The Indiana Department of Revenue recently determined that a financial institution had to include lawsuit settlement proceeds in both the numerator and denominator of its sales factor. The taxpayer, a holding company headquartered outside Indiana filed Financial Institution Tax (FIT) combined returns with its affiliates. As a result of a competitor’s anti-competitive business practices, the taxpayer received a financial settlement. The taxpayer amended its 2009 FIT return to include the settlement proceeds in its apportionment factor denominator, but not the numerator, which resulted in a refund. The Department, after reviewing the return, denied the refund.

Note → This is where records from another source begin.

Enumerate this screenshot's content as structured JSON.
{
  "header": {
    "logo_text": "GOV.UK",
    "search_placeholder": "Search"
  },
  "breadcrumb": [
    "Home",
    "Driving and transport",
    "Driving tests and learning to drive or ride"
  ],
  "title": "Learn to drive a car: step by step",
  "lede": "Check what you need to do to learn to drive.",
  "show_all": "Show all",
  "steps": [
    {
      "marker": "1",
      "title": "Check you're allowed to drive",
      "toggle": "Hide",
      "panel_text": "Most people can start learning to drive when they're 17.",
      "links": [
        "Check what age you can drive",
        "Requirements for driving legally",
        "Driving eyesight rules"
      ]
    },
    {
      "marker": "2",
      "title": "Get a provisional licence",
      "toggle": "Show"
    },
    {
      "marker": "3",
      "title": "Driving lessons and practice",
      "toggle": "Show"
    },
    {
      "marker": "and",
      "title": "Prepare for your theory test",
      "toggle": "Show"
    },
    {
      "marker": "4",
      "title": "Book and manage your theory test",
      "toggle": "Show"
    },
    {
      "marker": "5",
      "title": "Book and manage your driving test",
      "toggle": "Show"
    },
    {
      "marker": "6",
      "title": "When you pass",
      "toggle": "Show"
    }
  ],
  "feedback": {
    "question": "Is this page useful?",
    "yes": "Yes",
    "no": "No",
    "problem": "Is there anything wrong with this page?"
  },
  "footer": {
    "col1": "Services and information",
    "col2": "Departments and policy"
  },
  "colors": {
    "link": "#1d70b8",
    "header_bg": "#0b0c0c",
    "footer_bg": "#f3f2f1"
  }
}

The Indiana FIT is imposed on financial institutions and other entities that transact the business of a financial institution. A taxpayer doing business in Indiana and elsewhere is required to apportion its income to Indiana using a single-sales factor, which is calculated by dividing the taxpayer’s receipts attributable to transacting business in Indiana by the taxpayer’s receipts attributable to transacting business in all taxing jurisdictions. The Department argued that the settlement proceeds were not receipts attributable to “transacting business” and should be excluded from the sales factor denominator. In contrast, the taxpayer argued that the settlement was based on lost business opportunities as the proceeds were intended to compensate for the profit it could have made on the lost income. The hearing officer agreed with the taxpayer, finding that the settlement was based on the direct economic impact of the competitor’s anti-competitive business practices. Specifically, if the taxpayer had not been conducting its credit card business, then it would not have received the settlement and the proceeds were predicated upon and related to the taxpayer’s routine operating activities. Thus, the settlement proceeds constituted receipts attributable to transacting the business of a financial institution. However, the hearing officer went on to “reject” the argument that the proceeds should not be included in the numerator of the apportionment factor. In the officer’s view, the taxpayer “cannot have it both ways”— if the proceeds represented lost business opportunities throughout the United States, then a portion of the proceeds must also represent lost business opportunities in Indiana. Please contact Marc Caito at 317-951-2434 with questions on Memorandum of Decision 18-20181837R.